From the records below, report the number of lines that contain "this", and add nothing.

/---

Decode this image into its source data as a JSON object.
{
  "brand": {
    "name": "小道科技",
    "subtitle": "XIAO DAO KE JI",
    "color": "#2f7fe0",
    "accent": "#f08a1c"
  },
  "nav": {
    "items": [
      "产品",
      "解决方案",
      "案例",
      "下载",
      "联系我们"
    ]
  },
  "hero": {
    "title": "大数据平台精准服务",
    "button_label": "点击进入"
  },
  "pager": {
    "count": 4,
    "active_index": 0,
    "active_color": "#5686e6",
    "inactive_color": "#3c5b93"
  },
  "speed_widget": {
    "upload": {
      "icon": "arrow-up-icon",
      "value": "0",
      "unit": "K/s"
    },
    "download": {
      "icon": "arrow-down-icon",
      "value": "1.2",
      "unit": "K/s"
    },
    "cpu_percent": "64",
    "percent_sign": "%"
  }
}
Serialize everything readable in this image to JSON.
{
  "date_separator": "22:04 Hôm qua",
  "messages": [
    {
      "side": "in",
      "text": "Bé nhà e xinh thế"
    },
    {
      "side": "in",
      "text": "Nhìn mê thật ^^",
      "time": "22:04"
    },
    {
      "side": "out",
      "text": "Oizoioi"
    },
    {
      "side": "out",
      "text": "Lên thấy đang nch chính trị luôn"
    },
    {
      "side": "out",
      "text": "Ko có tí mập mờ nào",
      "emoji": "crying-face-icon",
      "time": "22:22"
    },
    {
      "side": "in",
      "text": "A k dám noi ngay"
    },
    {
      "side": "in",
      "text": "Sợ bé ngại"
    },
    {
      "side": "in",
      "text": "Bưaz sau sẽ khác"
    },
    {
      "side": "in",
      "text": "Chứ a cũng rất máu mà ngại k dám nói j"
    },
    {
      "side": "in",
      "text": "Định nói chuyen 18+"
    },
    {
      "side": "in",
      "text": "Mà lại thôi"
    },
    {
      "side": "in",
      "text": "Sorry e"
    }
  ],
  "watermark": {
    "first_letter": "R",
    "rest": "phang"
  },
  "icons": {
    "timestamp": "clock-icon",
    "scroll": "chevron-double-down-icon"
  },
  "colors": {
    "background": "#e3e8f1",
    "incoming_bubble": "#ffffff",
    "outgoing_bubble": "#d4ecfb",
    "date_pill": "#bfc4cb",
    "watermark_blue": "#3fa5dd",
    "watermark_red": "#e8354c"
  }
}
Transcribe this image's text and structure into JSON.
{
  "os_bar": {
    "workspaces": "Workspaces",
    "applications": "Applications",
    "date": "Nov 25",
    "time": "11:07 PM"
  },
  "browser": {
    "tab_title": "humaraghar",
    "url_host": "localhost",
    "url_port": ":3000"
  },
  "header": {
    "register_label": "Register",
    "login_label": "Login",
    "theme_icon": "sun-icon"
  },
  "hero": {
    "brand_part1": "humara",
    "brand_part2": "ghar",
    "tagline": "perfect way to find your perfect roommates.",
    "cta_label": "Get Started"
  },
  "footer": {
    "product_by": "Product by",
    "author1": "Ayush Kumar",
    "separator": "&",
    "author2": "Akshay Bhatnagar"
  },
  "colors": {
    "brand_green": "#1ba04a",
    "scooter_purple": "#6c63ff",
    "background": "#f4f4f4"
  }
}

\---

### Finished exercise
3